Although RTS,S remains the most advanced malaria vaccine, the factors influencing differences in vaccine immunogenicity or efficacy between individuals or populations are still poorly characterised. The analyses of genetic determinants of immunogenicity have previously been restricted by relatively small sample sizes from individual trials. Here we combine data from six Phase II RTS,S trials and evaluate the relationship between HLA allele groups and RTS,S-mediated protection in controlled human malaria infections (CHMI), using multivariate logistic or linear regression. We observed significant associations between three allele groups (HLA-A ∗ 01, HLA-B ∗ 08, and HLA-DRB1 ∗ 15/ ∗ 16) and protection, while another three allele groups (HLA-A ∗ 03, HLA-B ∗ 53, and HLA-DRB1 ∗ 07) were significantly associated with lack of protection. It is noteworthy that these ‘protective’ allele groups are thought to be at a lower prevalence in sub-Saharan African populations than in the UK or USA where these Phase II trials occurred.
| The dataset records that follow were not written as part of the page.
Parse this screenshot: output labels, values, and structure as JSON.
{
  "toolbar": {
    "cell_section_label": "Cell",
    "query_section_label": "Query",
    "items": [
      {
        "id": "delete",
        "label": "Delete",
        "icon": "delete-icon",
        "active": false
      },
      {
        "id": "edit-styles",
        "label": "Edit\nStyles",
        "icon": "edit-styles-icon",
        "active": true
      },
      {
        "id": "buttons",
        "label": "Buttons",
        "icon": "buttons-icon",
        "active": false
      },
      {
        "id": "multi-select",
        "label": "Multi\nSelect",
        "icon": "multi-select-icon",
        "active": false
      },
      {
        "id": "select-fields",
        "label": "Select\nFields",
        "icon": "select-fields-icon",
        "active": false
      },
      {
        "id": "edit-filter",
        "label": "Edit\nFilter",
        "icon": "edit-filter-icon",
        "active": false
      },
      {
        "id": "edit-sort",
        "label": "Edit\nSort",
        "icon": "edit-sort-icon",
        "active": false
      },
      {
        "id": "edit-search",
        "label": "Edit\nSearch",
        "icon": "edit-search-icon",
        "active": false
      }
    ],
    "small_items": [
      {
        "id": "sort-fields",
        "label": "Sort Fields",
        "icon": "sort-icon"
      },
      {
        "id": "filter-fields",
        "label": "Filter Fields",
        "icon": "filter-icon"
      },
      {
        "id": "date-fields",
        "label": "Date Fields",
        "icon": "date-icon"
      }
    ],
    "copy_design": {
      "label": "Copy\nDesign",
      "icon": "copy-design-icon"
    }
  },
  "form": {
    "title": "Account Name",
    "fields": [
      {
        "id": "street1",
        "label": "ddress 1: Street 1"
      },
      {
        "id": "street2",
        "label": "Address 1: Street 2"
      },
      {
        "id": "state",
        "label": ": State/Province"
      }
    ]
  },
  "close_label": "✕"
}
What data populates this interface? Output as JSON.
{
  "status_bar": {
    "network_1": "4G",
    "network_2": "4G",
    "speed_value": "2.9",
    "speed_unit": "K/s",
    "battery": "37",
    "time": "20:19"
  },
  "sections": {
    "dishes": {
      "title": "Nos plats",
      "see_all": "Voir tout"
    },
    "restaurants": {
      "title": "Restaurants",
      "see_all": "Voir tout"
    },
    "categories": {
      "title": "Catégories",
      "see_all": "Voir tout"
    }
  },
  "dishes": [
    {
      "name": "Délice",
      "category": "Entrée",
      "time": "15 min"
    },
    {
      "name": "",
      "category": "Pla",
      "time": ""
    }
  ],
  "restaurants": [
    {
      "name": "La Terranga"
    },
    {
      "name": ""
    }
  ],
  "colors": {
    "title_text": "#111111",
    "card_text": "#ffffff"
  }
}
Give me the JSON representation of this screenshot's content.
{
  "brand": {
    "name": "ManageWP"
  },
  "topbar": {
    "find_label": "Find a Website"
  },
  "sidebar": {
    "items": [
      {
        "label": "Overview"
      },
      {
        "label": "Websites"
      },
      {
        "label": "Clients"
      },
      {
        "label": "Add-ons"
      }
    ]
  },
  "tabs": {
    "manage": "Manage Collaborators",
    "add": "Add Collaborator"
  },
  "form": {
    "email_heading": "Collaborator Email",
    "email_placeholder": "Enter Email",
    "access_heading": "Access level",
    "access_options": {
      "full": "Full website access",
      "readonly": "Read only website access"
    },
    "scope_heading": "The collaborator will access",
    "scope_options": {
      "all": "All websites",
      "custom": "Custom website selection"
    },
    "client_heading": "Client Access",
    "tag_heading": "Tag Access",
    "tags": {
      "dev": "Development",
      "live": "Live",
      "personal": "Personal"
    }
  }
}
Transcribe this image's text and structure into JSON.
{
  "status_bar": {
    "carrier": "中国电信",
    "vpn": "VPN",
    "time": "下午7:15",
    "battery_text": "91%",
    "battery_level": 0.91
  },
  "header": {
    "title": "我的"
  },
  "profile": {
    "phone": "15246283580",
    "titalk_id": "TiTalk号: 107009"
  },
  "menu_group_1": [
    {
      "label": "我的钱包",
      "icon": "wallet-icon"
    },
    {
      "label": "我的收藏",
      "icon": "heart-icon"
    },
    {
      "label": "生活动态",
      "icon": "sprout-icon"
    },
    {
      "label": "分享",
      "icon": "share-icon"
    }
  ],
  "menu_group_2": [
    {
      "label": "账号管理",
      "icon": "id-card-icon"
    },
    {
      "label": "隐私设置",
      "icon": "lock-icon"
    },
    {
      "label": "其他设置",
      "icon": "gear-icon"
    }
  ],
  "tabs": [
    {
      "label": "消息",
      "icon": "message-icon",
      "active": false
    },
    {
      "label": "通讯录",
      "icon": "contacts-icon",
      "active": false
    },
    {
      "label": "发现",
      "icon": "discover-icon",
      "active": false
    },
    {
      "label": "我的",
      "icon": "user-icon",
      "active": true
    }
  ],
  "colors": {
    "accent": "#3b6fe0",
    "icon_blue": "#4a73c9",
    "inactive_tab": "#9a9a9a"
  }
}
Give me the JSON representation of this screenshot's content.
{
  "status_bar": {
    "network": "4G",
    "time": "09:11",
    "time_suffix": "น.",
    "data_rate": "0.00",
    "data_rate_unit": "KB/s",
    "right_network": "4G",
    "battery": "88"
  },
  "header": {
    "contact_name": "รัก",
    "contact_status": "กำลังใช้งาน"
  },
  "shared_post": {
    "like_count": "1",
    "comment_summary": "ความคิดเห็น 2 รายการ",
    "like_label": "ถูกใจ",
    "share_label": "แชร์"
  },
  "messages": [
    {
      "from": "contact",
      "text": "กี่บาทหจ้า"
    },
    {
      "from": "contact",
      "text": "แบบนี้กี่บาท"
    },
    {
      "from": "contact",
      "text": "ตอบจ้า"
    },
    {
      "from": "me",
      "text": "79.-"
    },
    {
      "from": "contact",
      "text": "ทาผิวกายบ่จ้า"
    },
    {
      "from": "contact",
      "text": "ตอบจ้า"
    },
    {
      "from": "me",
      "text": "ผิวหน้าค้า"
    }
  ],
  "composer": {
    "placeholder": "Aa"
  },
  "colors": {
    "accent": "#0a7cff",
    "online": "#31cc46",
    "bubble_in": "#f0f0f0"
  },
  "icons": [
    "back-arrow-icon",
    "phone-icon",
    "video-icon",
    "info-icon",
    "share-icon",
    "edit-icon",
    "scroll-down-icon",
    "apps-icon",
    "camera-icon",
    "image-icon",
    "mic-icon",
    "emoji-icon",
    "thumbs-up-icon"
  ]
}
Taken together, the analyses presented here give an indication that HLA genotype may influence RTS,S-mediated protective efficacy against malaria infection.
Nielsen, C. M., Vekemans, J., Lievens, M., Kester, K. E., Regules, J. A., & Ockenhouse, C. F. (2018). RTS,S malaria vaccine efficacy and immunogenicity during Plasmodium falciparum challenge is associated with HLA genotype. Vaccine, 36(12), 1637–1642. https://doi.org/10.1016/j.vaccine.2018.01.069